Owning a home with a pool can be a lot of fun. You can throw pool parties, or just take a family dip to cool off on hot summer afternoons. Your kids will love playing in the pool all summer long, and owning a pool can be great for your physical and mental health, because it can help you get more exercise.
But many homeowners find that owning a pool, like anything else, comes with its own set of problems. It can be difficult to maintain a pool, and if your pool isn’t well-maintained, you won’t get nearly as much enjoyment out of it. If you’re thinking of buying a home with a pool or having a pool installed, read on to learn about the most common problems homeowners with pools face.
1. Maintaining a Pool is a Pain
The biggest complaint most homeowners have about owning a pool is the maintenance. Pools require weekly maintenance when they’re in use, in order to keep the pool pump and other components running smoothly and the water safe and clean. You need to check the pH levels in your pool water each week, and add chemicals to make sure it’s neither too acidic nor too alkaline. You’ll also need to skim floating leaves and debris off the surface of the water, brush the pool walls, clean the filter, and vacuum the floor, and all of this also needs to be done at least weekly, if not more often.
You can do pool maintenance yourself, which is a lot of work, or you can shell out for a maintenance service to do it for you. It costs an average of $177 a week to maintain a pool. And that doesn’t even consider the costs of repairing it when something wears out or breaks down.
2. Pools Raise Your Homeowner’s Insurance Costs
Pools are dangerous. Very young children, pets, and wild animals can easily drown in a pool. Most homeowners find that the risk of pool ownership raises their homeowner’s insurance liability and premium costs. You may need additional umbrella insurance to protect yourself from liability if someone is injured in your pool.
It doesn’t end there. Pools are considered an attractive nuisance under many state and municipal laws, because local children and teens will try to sneak into your pool to use it behind your back. You may be required to protect your pool with a locking fence.
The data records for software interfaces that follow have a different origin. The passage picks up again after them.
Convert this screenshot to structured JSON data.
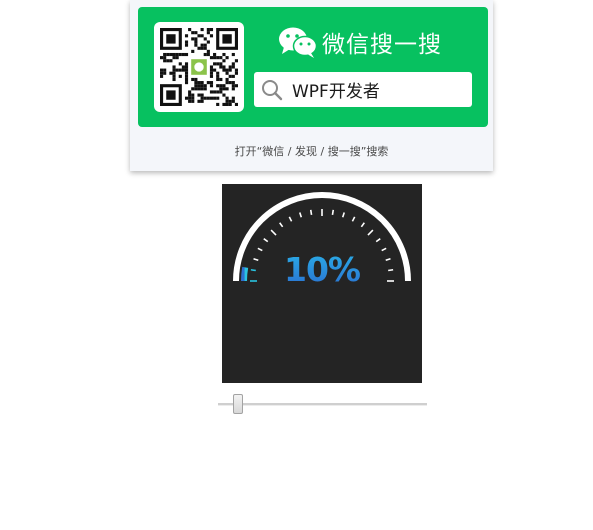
{
  "wechat_card": {
    "brand_title": "微信搜一搜",
    "search_query": "WPF开发者",
    "hint": "打开“微信 / 发现 / 搜一搜”搜索",
    "accent_color": "#07c160",
    "icons": [
      "qr-code",
      "wechat-logo",
      "search-icon"
    ]
  },
  "gauge": {
    "value_text": "10%",
    "value": 10,
    "max": 100,
    "tick_count": 20,
    "colors": {
      "background": "#242424",
      "arc": "#ffffff",
      "progress_start": "#2e6fd0",
      "progress_end": "#2ac3e0",
      "text": "#2e8ee0"
    }
  },
  "slider": {
    "value": 10,
    "min": 0,
    "max": 100
  }
}
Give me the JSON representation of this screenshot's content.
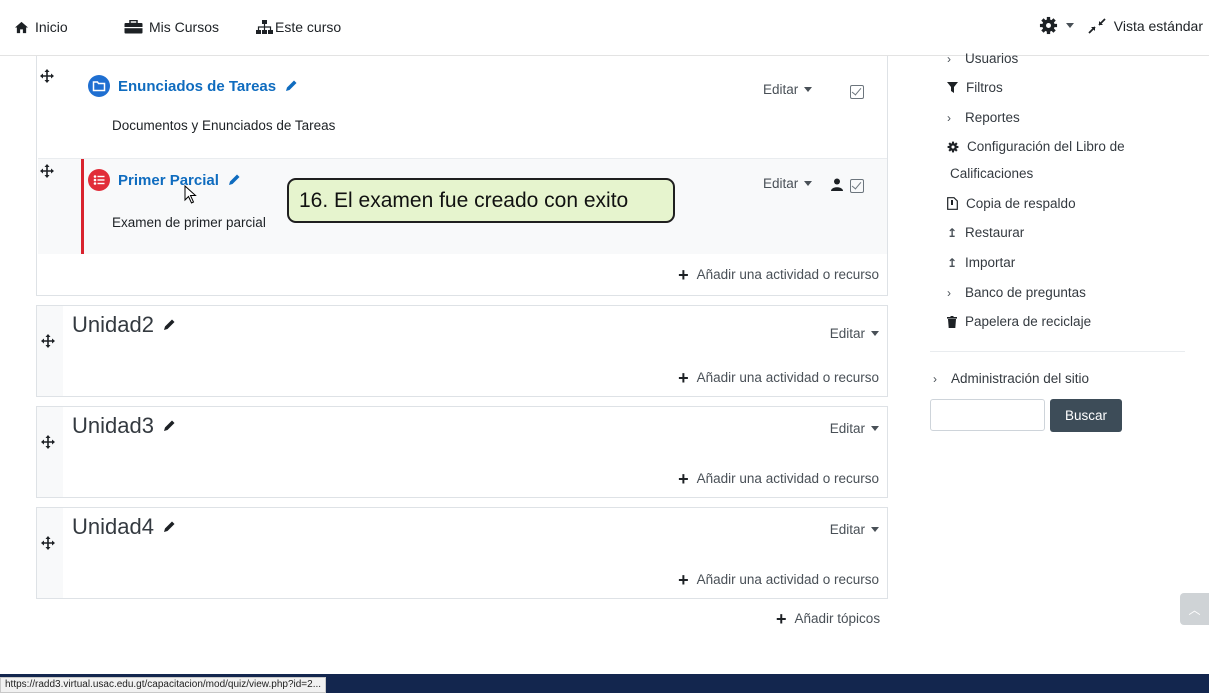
{
  "nav": {
    "inicio": "Inicio",
    "mis_cursos": "Mis Cursos",
    "este_curso": "Este curso",
    "vista": "Vista estándar"
  },
  "section0": {
    "activity1": {
      "title": "Enunciados de Tareas",
      "desc": "Documentos y Enunciados de Tareas",
      "editar": "Editar"
    },
    "activity2": {
      "title": "Primer Parcial",
      "desc": "Examen de primer parcial",
      "editar": "Editar"
    },
    "add": "Añadir una actividad o recurso"
  },
  "units": [
    {
      "title": "Unidad2",
      "editar": "Editar",
      "add": "Añadir una actividad o recurso"
    },
    {
      "title": "Unidad3",
      "editar": "Editar",
      "add": "Añadir una actividad o recurso"
    },
    {
      "title": "Unidad4",
      "editar": "Editar",
      "add": "Añadir una actividad o recurso"
    }
  ],
  "add_topics": "Añadir tópicos",
  "callout": "16. El examen fue creado con exito",
  "sidebar": {
    "usuarios": "Usuarios",
    "filtros": "Filtros",
    "reportes": "Reportes",
    "config_1": "Configuración del Libro de",
    "config_2": "Calificaciones",
    "copia": "Copia de respaldo",
    "restaurar": "Restaurar",
    "importar": "Importar",
    "banco": "Banco de preguntas",
    "papelera": "Papelera de reciclaje",
    "admin": "Administración del sitio",
    "buscar": "Buscar"
  },
  "status_url": "https://radd3.virtual.usac.edu.gt/capacitacion/mod/quiz/view.php?id=2...",
  "colors": {
    "link": "#0f6cbf",
    "footer": "#13264e",
    "callout_bg": "#e6f4ce",
    "quiz_icon": "#e12d39",
    "folder_icon": "#1f6fd1",
    "highlight_border": "#d9232e"
  }
}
3) Many Pools Are Poorly Designed
One complaint many pool service and repair technicians have about backyard pools – or even public pools – is that they’re poorly designed. Pool builders often construct pools according to code regulations, without considering how easy the finished product will be to maintain. When it’s time to replace your pool pump, heater, or other components, you or your service technician could struggle to access, remove, and replace these parts because of the way the pool is designed.
For example, your service technician could find that there’s a big pipe sticking up out of the ground right next to the pool pump, making it difficult or impossible to completely remove the pool pump cover and access the pump itself to diagnose the problem with it. This can drive up the cost of pool pump replacement, and cause headaches all around.
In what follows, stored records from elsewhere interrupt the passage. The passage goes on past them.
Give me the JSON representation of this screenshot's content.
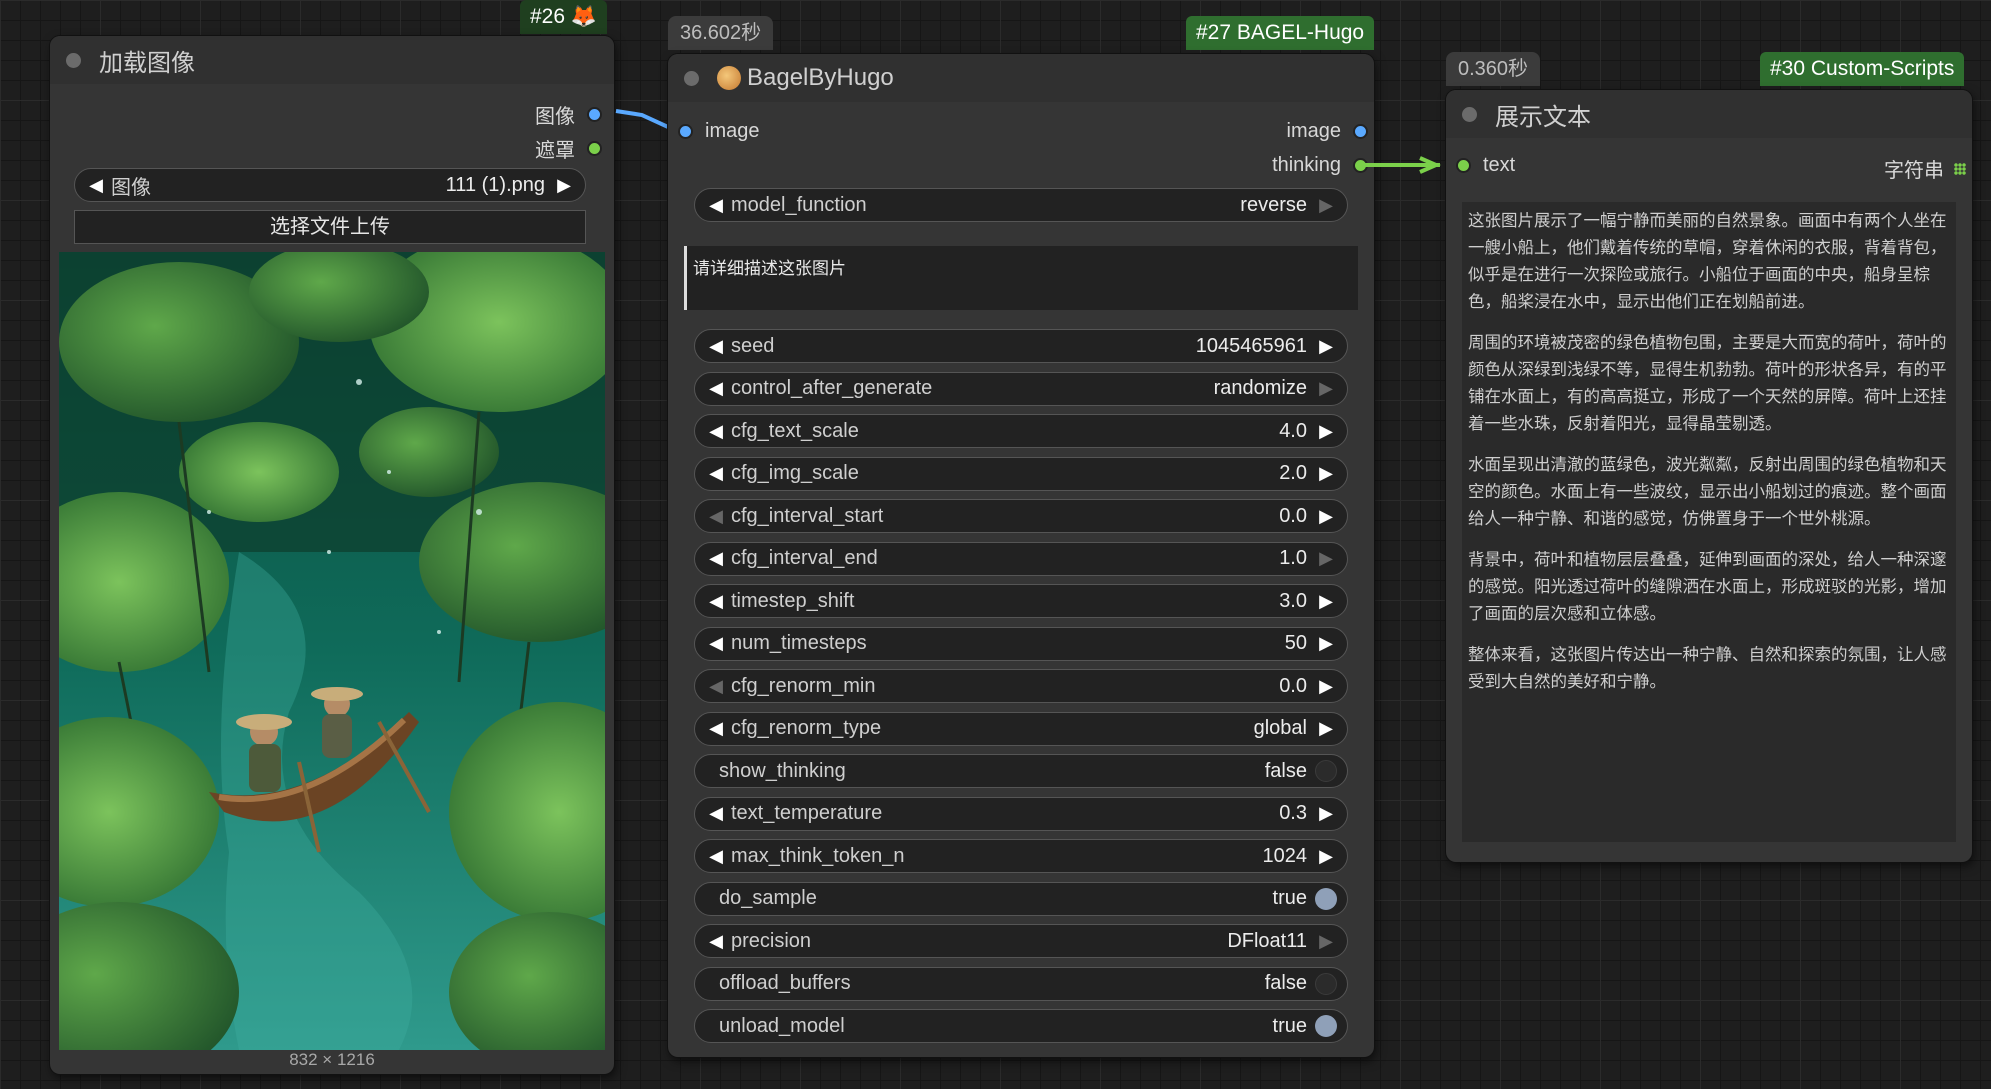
{
  "node26": {
    "badge": "#26 🦊",
    "title": "加载图像",
    "outputs": [
      "图像",
      "遮罩"
    ],
    "image_widget": {
      "label": "图像",
      "value": "111 (1).png"
    },
    "upload_button": "选择文件上传",
    "dimensions": "832 × 1216"
  },
  "node27": {
    "timer": "36.602秒",
    "badge": "#27 BAGEL-Hugo",
    "title": "BagelByHugo",
    "input": "image",
    "outputs": [
      "image",
      "thinking"
    ],
    "model_function": {
      "label": "model_function",
      "value": "reverse"
    },
    "prompt": "请详细描述这张图片",
    "widgets": [
      {
        "label": "seed",
        "value": "1045465961",
        "type": "number"
      },
      {
        "label": "control_after_generate",
        "value": "randomize",
        "type": "combo"
      },
      {
        "label": "cfg_text_scale",
        "value": "4.0",
        "type": "number"
      },
      {
        "label": "cfg_img_scale",
        "value": "2.0",
        "type": "number"
      },
      {
        "label": "cfg_interval_start",
        "value": "0.0",
        "type": "number"
      },
      {
        "label": "cfg_interval_end",
        "value": "1.0",
        "type": "number"
      },
      {
        "label": "timestep_shift",
        "value": "3.0",
        "type": "number"
      },
      {
        "label": "num_timesteps",
        "value": "50",
        "type": "number"
      },
      {
        "label": "cfg_renorm_min",
        "value": "0.0",
        "type": "number"
      },
      {
        "label": "cfg_renorm_type",
        "value": "global",
        "type": "combo"
      },
      {
        "label": "show_thinking",
        "value": "false",
        "type": "toggle"
      },
      {
        "label": "text_temperature",
        "value": "0.3",
        "type": "number"
      },
      {
        "label": "max_think_token_n",
        "value": "1024",
        "type": "number"
      },
      {
        "label": "do_sample",
        "value": "true",
        "type": "toggle"
      },
      {
        "label": "precision",
        "value": "DFloat11",
        "type": "combo"
      },
      {
        "label": "offload_buffers",
        "value": "false",
        "type": "toggle"
      },
      {
        "label": "unload_model",
        "value": "true",
        "type": "toggle"
      }
    ]
  },
  "node30": {
    "timer": "0.360秒",
    "badge": "#30 Custom-Scripts",
    "title": "展示文本",
    "input": "text",
    "output": "字符串",
    "paragraphs": [
      "这张图片展示了一幅宁静而美丽的自然景象。画面中有两个人坐在一艘小船上，他们戴着传统的草帽，穿着休闲的衣服，背着背包，似乎是在进行一次探险或旅行。小船位于画面的中央，船身呈棕色，船桨浸在水中，显示出他们正在划船前进。",
      "周围的环境被茂密的绿色植物包围，主要是大而宽的荷叶，荷叶的颜色从深绿到浅绿不等，显得生机勃勃。荷叶的形状各异，有的平铺在水面上，有的高高挺立，形成了一个天然的屏障。荷叶上还挂着一些水珠，反射着阳光，显得晶莹剔透。",
      "水面呈现出清澈的蓝绿色，波光粼粼，反射出周围的绿色植物和天空的颜色。水面上有一些波纹，显示出小船划过的痕迹。整个画面给人一种宁静、和谐的感觉，仿佛置身于一个世外桃源。",
      "背景中，荷叶和植物层层叠叠，延伸到画面的深处，给人一种深邃的感觉。阳光透过荷叶的缝隙洒在水面上，形成斑驳的光影，增加了画面的层次感和立体感。",
      "整体来看，这张图片传达出一种宁静、自然和探索的氛围，让人感受到大自然的美好和宁静。"
    ]
  },
  "colors": {
    "image_port": "#5aa9ff",
    "string_port": "#7bd04a",
    "canvas_bg": "#1e1e1e"
  }
}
4) Pool Repairs Are Expensive
If you thought maintaining a pool was expensive, wait till you get the bill for repairs. A small tear in your vinyl liner can cost $200 to replace. Replacing the whole liner costs $1,700. Repairing a small leak in your pool can cost $350. Repairing a larger plumbing problem could cost $1,000 or more.
That’s why, if you buy a house with a pool, it’s a good idea to add pool coverage to your home warranty plan. Home warranty pool coverage can defray the cost of repairing or replacing many components of your pool, including pool pump replacement, blower motor and timer replacement, pool sweep replacement, and plumbing and electrical repair.
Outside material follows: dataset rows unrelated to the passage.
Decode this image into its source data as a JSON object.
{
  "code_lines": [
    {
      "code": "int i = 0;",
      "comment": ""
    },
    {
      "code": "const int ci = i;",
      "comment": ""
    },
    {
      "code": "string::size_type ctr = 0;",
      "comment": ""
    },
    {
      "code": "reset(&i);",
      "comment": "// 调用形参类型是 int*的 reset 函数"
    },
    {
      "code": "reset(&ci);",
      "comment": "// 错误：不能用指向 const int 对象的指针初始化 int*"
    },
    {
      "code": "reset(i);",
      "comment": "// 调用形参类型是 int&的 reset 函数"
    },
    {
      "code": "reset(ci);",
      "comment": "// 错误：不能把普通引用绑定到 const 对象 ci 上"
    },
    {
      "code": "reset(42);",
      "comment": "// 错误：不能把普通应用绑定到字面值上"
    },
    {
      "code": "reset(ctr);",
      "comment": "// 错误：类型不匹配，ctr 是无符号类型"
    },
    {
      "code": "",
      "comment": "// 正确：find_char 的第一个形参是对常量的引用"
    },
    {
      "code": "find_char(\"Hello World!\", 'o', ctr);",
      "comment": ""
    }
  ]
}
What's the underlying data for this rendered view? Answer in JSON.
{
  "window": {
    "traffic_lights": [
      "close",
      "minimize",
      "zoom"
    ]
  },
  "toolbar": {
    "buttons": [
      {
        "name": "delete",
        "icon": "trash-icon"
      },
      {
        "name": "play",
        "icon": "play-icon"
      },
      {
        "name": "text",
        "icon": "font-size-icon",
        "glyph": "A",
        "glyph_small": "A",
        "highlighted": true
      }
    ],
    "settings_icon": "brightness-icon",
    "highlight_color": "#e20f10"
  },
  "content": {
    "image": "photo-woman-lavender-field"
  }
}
5) Resale Value Isn’t as High as You’d Expect
Many homeowners install a pool hoping that it will boost the resale value of their home. However, pools do not add enough resale value to your home to recoup the cost of installation. Most homeowners who add a pool are disappointed to find that they can only recover about half the cost of installing the pool when they sell. Surveys have found that a backyard pool is the least appealing of all outdoor features among home buyers, many of whom are put off by the amount of maintenance a pool requires.
Of course, that’s not to say putting in a backyard pool isn’t worth it; you and your family will get many hours of enjoyment out of your pool, and even more so if you live in a region where pools can be used year-round. And, while a pool might not attract every buyer, it only takes one person to buy a house. Add pool coverage to your home warranty, so you can make the most of your pool without facing big surprise repair bills.